Generics Study Guide
Author: Kartik Kapur

Lecture Code

Code from this lecture available at


Autoboxing and Unboxing Autoboxing is the Java’s automatic conversion of between wrappers (Integer) to primitives (int). In most cases, if Java expects a wrapper class and gets a primitive instead, it autoboxes the primitive. Alternatively, if Java expects a primitive and gets a wrapper, it unboxes the wrapper.

Drawbacks of Autoboxing and Unboxing Though you can almost always interchange there are some things to the process.

Immutability Immutable data types are types that cannot change. To make sure that a variable does not change, use the final keyword. Once a variable is declared final, it can never change after initial assignment. An important note is that if an address is declared final it means that the address can’t change- it says nothing about its contents. For example the below syntax is valid:

final int[] arr = new int[1];
arr[0] = 1;
arr[0] = 3

But this one is not:

final int[] arr = new int[3];
arr = new int[4];

Because you are changing the address of the actual array the variable is pointing to.

Generic Classes To make it so that a class can have variables or methods that have a generic type, use the following syntax:

public class ArrayMap<K,V>{...}

Then when instantiating the class pass in some “real”, or known, types to the class

Generic Methods You can define a method that takes in generic parameters with the following syntax.

public static <Chow, Der> Chow get(ArrayMap<Chow, Der)> am, Chow key){...}

From left to right we have the declaration of the generics being used in this function then we have the return type. Finally, we have our arguments, the first being an ArrayMap with 2 generics and the latter being a generic type object.

To use a generic method use the following syntax

ArrayMap<Integer, String> ismap = new ArrayMap<Integer, String>();
System.out.println(MapHelper.get(ismap, 5));

Comparing Objects with Generic Methods Now we have the ability to put vague Objects into methods. However this lends itself to a bit of a problem- how do we compare these Objects? We cannot simply use ‘>’ because we aren’t sure if our object is a numerical primitive. We can get around this by using .compareTo(Object O).

Now we have a new problem. How do we know if our generic has a compareTo method. To get around this, we can make sure that our generic must be a type of our OurComparable. How do we do this? Well take a gander below and check it out.

public static <K extends OurComparable, V> K maxKey(ArrayMap<K, V> am) {
  if (k.compareTo(largest) > 0) {

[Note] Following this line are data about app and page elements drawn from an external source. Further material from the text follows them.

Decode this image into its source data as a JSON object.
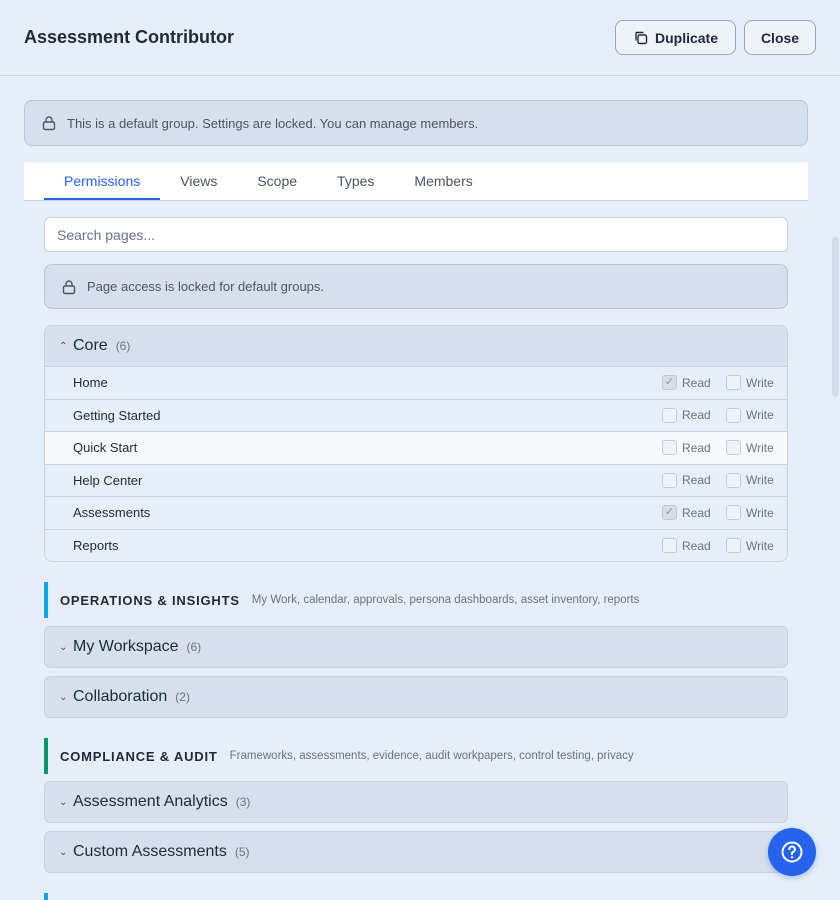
{
  "header": {
    "title": "Assessment Contributor",
    "duplicate_label": "Duplicate",
    "close_label": "Close"
  },
  "banner": {
    "text": "This is a default group. Settings are locked. You can manage members.",
    "icon": "lock-icon"
  },
  "tabs": [
    {
      "label": "Permissions",
      "active": true
    },
    {
      "label": "Views",
      "active": false
    },
    {
      "label": "Scope",
      "active": false
    },
    {
      "label": "Types",
      "active": false
    },
    {
      "label": "Members",
      "active": false
    }
  ],
  "search": {
    "placeholder": "Search pages...",
    "value": ""
  },
  "lock_notice": {
    "text": "Page access is locked for default groups.",
    "icon": "lock-icon"
  },
  "core": {
    "name": "Core",
    "count": "(6)",
    "expanded": true,
    "read_label": "Read",
    "write_label": "Write",
    "rows": [
      {
        "label": "Home",
        "read": true,
        "write": false
      },
      {
        "label": "Getting Started",
        "read": false,
        "write": false
      },
      {
        "label": "Quick Start",
        "read": false,
        "write": false
      },
      {
        "label": "Help Center",
        "read": false,
        "write": false
      },
      {
        "label": "Assessments",
        "read": true,
        "write": false
      },
      {
        "label": "Reports",
        "read": false,
        "write": false
      }
    ]
  },
  "sections": [
    {
      "title": "OPERATIONS & INSIGHTS",
      "description": "My Work, calendar, approvals, persona dashboards, asset inventory, reports",
      "color": "#0ea5e9",
      "groups": [
        {
          "name": "My Workspace",
          "count": "(6)"
        },
        {
          "name": "Collaboration",
          "count": "(2)"
        }
      ]
    },
    {
      "title": "COMPLIANCE & AUDIT",
      "description": "Frameworks, assessments, evidence, audit workpapers, control testing, privacy",
      "color": "#059669",
      "groups": [
        {
          "name": "Assessment Analytics",
          "count": "(3)"
        },
        {
          "name": "Custom Assessments",
          "count": "(5)"
        }
      ]
    }
  ],
  "colors": {
    "accent": "#2563eb",
    "background": "#e6eef9",
    "panel": "#d6e0ec"
  },
  "help_button": {
    "icon": "question-circle-icon"
  }
}
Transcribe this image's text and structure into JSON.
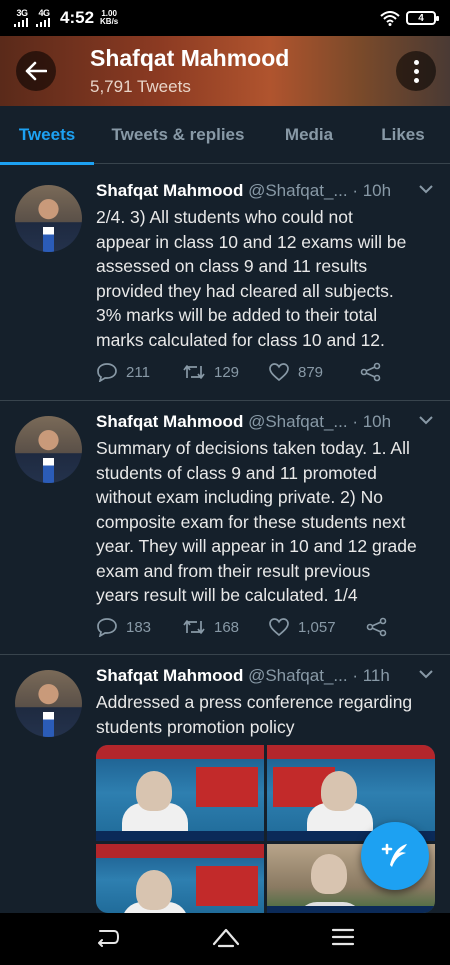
{
  "status_bar": {
    "signal1": "3G",
    "signal2": "4G",
    "time": "4:52",
    "speed_value": "1.00",
    "speed_unit": "KB/s",
    "battery": "4"
  },
  "header": {
    "title": "Shafqat Mahmood",
    "subtitle": "5,791 Tweets"
  },
  "tabs": [
    {
      "label": "Tweets",
      "active": true
    },
    {
      "label": "Tweets & replies",
      "active": false
    },
    {
      "label": "Media",
      "active": false
    },
    {
      "label": "Likes",
      "active": false
    }
  ],
  "tweets": [
    {
      "name": "Shafqat Mahmood",
      "handle": "@Shafqat_...",
      "time": "· 10h",
      "lines": [
        "2/4. 3) All students who could not",
        "appear in class 10 and 12 exams will be",
        "assessed on class 9 and 11 results",
        "provided they had cleared all subjects.",
        "3% marks will be added to their total",
        "marks calculated for class 10 and 12."
      ],
      "replies": "211",
      "retweets": "129",
      "likes": "879"
    },
    {
      "name": "Shafqat Mahmood",
      "handle": "@Shafqat_...",
      "time": "· 10h",
      "lines": [
        "Summary of decisions taken today. 1. All",
        "students of class 9 and 11 promoted",
        "without exam including private. 2) No",
        "composite exam for these students next",
        "year. They will appear in 10 and 12 grade",
        "exam and from their result previous",
        "years result will be calculated. 1/4"
      ],
      "replies": "183",
      "retweets": "168",
      "likes": "1,057"
    },
    {
      "name": "Shafqat Mahmood",
      "handle": "@Shafqat_...",
      "time": "· 11h",
      "lines": [
        "Addressed a press conference regarding",
        "students promotion policy"
      ]
    }
  ],
  "icons": {
    "back": "arrow-left-icon",
    "more": "more-vertical-icon",
    "reply": "comment-icon",
    "retweet": "retweet-icon",
    "like": "heart-icon",
    "share": "share-icon",
    "compose": "compose-tweet-icon"
  },
  "colors": {
    "accent": "#1da1f2",
    "background": "#15202b",
    "muted": "#8899a6"
  }
}
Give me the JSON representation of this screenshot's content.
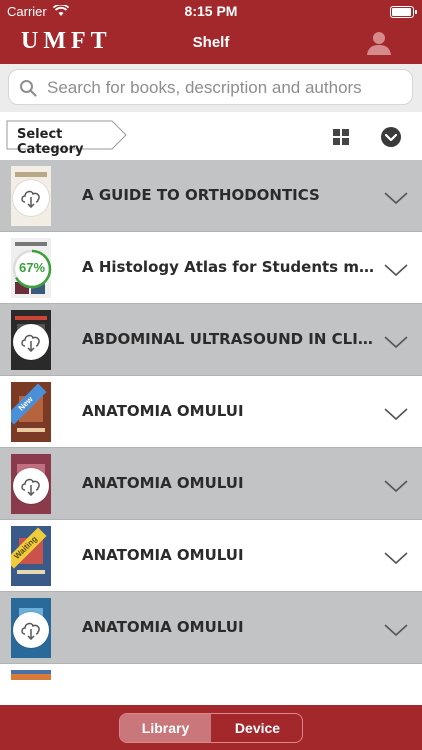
{
  "status_bar": {
    "carrier": "Carrier",
    "time": "8:15 PM"
  },
  "nav": {
    "logo": "UMFT",
    "title": "Shelf"
  },
  "search": {
    "placeholder": "Search for books, description and authors",
    "value": ""
  },
  "toolbar": {
    "category_label": "Select Category"
  },
  "books": [
    {
      "title": "A GUIDE TO ORTHODONTICS",
      "state": "download",
      "progress": null,
      "ribbon": null
    },
    {
      "title": "A Histology Atlas for Students made...",
      "state": "progress",
      "progress": "67%",
      "progress_value": 0.67,
      "ribbon": null
    },
    {
      "title": "ABDOMINAL ULTRASOUND IN CLINI...",
      "state": "download",
      "progress": null,
      "ribbon": null
    },
    {
      "title": "ANATOMIA OMULUI",
      "state": "ready",
      "progress": null,
      "ribbon": "New"
    },
    {
      "title": "ANATOMIA OMULUI",
      "state": "download",
      "progress": null,
      "ribbon": null
    },
    {
      "title": "ANATOMIA OMULUI",
      "state": "ready",
      "progress": null,
      "ribbon": "Waiting"
    },
    {
      "title": "ANATOMIA OMULUI",
      "state": "download",
      "progress": null,
      "ribbon": null
    }
  ],
  "tabs": {
    "library": "Library",
    "device": "Device",
    "active": "Library"
  },
  "colors": {
    "brand": "#a3282c",
    "row_gray": "#c2c3c5",
    "progress_green": "#3aa03a"
  }
}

Basically what’s happening is that, in the header, we ensure that K needs to extend OurComparable.


C level

  1. Implement the ArrayMap Class that was done in lecture. It should contain the following methods
    • put(key, value): Associate key with value.
    • containsKey(key): Checks to see if arraymap contains the key.
    • get(key): Returns value, assuming key exists..
    • keys(): Returns a list of all keys.
    • size(): Returns number of keys.

B level

  1. Say we had a set of classes defined as follows:

     public interface Fat<Gar extends comparable, Field>{...}
     public class FatCat implements Feline<Chubster , Integer>{...}
     public class Chubster{...}

    Would this compile? Assume the class bodies are well defined.

  2. Is there a way to compare generics without ensuring the types in the class/method header extend OurComparable?

  3. Below are a few reference classes

     public class Grodie(){
       static final int cow;
     public class OdeMiester(){
       public final int breath;
       public final Grodie gosh;
       public final Grodie[] arr;

    Say which of the following lines would cause an error. Assume that if a compilation error exists the rest of the program can run without a problem.

     final OdeMiester groovy = new OdeMiester();
     groovy.breath = 5;
     groovy.gosh = new Grodie();
     groovy.gosh.cow = 10;
     arr = new Grodie[2];
     groovy.breath = 6;
     arr[0] = groovy;
     OdeMiester radical = new OdeMiester();
     OdeMiester lit = groovy;
     arr[0] =  lit;
     groovy = radical;
     arr[1]= radical;
     arr[1] = lit;
     radical.gosh.cow = 2;